I really wanted a closer look at this dog before the guy left, so I approached him, introduced myself and told him I was an avid animal lover and was mesmerized by his dog. He beamingly said she was one of only a handful of Newfoundland service dogs, told me about her special training, and allowed me to pet her. When I got up to leave, he said “Do you want to take another picture? I’m sure the first one didn’t turn out too well.” I laughed and told him I was trying to be sneaky. He confirmed that I need to keep my day job.
Dogs have become famous symbols for many different brands. Some are so connected to the brand that their image instantly brings to mind the product or business it represents. With clever marketing and advertising, these dogs have made a huge impression on their viewing audiences, sometimes even taking on an almost cult-like following that shadows the original product they represent.
RCA Victor: Nipper
One of the classic icons of advertising, Nipper was shown sitting next to a large old-fashioned cylinder phonograph by Edison Bell. Nipper was first seen in a painting done by Francis James Barraud, the brother of Nipper’s original owner. Named for his habit of trying to nip visitors in the legs, the white Terrier with dark ears was born in 1894 and only lived for a year. His painting was done three years after his death.

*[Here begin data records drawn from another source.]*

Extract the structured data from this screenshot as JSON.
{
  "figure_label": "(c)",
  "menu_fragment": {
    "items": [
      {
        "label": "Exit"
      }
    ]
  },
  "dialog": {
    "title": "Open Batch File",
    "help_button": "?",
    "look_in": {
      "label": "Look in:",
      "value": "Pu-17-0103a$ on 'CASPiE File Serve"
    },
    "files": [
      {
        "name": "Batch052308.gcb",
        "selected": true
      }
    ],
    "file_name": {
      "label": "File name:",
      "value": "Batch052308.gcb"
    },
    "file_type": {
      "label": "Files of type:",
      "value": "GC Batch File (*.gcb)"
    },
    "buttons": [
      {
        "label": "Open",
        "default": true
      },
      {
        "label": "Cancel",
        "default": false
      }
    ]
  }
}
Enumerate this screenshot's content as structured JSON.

Nipper became registered as the image of RCA for use in the United States in 1900. He represented RCA Victor Talking Machine Company, HMV, JVC, His Master’s Voice, and then RCA Victor. In later advertisements starting in 1991, a puppy companion named Chipper was added to some of the pictures.
In the summer of 2013, an 18 month old Shepherd mix named Butler found himself in a Charlotte, NC shelter. When representatives from The Weather Channel (TWC) and the American Humane Association (AHA) visited the shelter, Butler had no way of knowing that this encounter would change his life and set him on a path to become a canine hero as The Weather Channel’s official therapy dog.

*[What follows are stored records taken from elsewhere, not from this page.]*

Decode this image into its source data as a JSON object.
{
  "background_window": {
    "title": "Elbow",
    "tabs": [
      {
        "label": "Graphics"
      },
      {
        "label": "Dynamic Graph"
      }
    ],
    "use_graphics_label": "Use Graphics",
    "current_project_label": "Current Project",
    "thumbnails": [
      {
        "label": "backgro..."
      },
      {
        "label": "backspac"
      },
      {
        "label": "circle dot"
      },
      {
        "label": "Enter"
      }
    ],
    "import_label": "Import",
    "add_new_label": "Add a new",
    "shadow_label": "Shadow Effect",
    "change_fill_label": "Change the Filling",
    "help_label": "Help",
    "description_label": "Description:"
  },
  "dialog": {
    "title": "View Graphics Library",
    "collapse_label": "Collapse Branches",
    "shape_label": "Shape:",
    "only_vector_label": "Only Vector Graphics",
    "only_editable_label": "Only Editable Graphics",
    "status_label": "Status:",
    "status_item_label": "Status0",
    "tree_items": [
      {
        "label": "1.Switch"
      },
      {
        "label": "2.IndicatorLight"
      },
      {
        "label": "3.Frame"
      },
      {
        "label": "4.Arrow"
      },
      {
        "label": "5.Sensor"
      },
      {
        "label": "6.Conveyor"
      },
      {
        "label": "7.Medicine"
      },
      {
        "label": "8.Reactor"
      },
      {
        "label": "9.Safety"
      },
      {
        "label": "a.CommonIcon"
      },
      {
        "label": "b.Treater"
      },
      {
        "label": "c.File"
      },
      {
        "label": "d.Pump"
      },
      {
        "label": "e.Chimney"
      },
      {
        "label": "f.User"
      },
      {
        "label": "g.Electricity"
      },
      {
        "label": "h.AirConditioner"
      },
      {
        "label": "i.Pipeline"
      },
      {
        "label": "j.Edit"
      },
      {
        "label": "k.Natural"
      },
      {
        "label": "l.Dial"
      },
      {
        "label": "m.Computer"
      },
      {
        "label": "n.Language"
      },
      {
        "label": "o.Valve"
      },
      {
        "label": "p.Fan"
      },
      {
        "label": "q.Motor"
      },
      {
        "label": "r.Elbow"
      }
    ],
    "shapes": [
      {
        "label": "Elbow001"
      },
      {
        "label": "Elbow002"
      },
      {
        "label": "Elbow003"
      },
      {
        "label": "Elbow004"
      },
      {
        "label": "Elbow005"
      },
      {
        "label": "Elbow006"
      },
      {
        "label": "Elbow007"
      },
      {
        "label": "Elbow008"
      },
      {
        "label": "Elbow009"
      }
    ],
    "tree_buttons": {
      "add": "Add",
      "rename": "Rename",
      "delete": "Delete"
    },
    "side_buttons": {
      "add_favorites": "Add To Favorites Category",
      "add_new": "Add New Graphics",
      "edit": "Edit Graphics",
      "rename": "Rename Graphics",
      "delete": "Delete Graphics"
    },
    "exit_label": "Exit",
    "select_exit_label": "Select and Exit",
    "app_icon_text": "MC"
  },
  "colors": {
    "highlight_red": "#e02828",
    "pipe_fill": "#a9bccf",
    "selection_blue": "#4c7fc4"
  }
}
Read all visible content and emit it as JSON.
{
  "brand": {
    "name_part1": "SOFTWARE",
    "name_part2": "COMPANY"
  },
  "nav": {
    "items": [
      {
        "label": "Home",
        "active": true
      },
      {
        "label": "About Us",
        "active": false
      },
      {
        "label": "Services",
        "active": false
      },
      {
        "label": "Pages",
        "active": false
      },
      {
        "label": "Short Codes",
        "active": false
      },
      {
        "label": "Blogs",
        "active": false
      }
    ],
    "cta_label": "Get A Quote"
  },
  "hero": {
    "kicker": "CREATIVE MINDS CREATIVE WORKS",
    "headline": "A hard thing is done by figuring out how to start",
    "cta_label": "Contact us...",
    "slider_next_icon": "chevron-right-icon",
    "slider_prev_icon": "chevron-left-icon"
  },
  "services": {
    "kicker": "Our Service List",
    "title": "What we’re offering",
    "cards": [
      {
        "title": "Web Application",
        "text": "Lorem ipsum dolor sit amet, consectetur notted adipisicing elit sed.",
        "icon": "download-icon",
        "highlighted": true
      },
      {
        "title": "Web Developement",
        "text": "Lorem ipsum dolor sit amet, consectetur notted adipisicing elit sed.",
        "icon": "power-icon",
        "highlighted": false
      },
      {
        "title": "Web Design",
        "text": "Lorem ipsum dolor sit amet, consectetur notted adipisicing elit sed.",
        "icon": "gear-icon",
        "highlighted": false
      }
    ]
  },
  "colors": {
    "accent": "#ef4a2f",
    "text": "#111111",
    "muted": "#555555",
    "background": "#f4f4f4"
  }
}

Natural disasters happen and your best defense is to have a plan, an emergency kit for your family and pets, and safe shelter for all. Recently, I talked with Butler’s owner/trainer/handler, Dr. Amy McCullough from the AHA, to learn more about the importance of therapy dogs in helping victims of natural disasters.

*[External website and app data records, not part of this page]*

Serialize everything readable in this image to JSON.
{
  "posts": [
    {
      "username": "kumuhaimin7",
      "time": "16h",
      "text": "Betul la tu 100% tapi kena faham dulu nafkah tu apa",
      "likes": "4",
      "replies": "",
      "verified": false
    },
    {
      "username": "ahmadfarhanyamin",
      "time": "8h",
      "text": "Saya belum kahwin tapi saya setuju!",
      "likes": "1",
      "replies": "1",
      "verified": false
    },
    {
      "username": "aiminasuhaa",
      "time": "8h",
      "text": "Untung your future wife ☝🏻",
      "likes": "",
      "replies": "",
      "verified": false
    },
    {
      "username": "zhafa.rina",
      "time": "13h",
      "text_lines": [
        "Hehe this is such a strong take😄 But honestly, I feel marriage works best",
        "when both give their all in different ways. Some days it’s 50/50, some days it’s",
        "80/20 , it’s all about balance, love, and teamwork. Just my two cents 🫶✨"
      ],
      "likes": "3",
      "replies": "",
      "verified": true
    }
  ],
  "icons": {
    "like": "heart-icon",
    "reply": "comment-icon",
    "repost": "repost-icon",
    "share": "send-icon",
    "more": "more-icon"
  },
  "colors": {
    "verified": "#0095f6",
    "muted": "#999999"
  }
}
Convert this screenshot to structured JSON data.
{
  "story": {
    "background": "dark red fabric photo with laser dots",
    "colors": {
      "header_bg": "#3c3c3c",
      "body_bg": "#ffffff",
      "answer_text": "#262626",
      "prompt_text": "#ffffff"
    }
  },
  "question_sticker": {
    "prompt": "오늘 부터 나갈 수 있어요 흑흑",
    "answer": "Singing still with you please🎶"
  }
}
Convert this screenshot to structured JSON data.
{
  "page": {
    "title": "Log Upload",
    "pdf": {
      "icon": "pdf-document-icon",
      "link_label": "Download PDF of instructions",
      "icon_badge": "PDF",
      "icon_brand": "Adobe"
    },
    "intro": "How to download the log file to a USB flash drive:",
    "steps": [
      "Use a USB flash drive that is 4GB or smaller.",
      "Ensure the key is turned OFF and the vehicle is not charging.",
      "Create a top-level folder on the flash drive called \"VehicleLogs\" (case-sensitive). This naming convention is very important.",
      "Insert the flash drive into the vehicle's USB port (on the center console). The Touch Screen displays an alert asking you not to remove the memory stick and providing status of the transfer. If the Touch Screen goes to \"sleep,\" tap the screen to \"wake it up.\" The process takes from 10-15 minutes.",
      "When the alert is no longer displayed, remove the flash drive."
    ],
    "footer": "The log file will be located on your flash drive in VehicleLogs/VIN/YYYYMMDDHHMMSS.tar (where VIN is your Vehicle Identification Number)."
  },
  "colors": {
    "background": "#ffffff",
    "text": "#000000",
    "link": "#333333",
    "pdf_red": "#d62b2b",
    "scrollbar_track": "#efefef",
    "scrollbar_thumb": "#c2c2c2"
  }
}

For the past few years, the AHA and TWC have provided tips for pet owners on disaster preparedness and related content online. In late 2013 they joined forces on a new initiative to help communities before and after a storm with lifesaving information, along with reaching out to help storm victims recover and heal. Butler’s role will be to provide animal-assisted therapy to those who need a comforting paw.
Amy was a member of the team that was searching shelters nationwide for just the right dog. “In addition to viewers submitting photos and videos of potential candidates online, I visited four shelters in four states in four days, meeting over 100 dogs. Butler was the second dog I met, and I knew he was the one.” The right dog needed to be at least a year old, in good health, able to get along well with other dogs, remain calm and enjoy meeting new people. “When I met Butler, he was playing with his friends in the shelter, but kept coming up to me seeking attention and affection,” Amy said. She adopted Butler, her third therapy dog, on January 22, 2014.
The personal opinions and/or use of trade, firm, corporation or brand names, in this blog is for the information and convenience of the reader. Such use does not constitute an official endorsement or approval by CANIDAE® Natural Pet Food Company of any product or service to the exclusion of others that may be suitable. All opinions in this blog are those of the individual authors and not necessarily of CANIDAE® Natural Pet Food Company.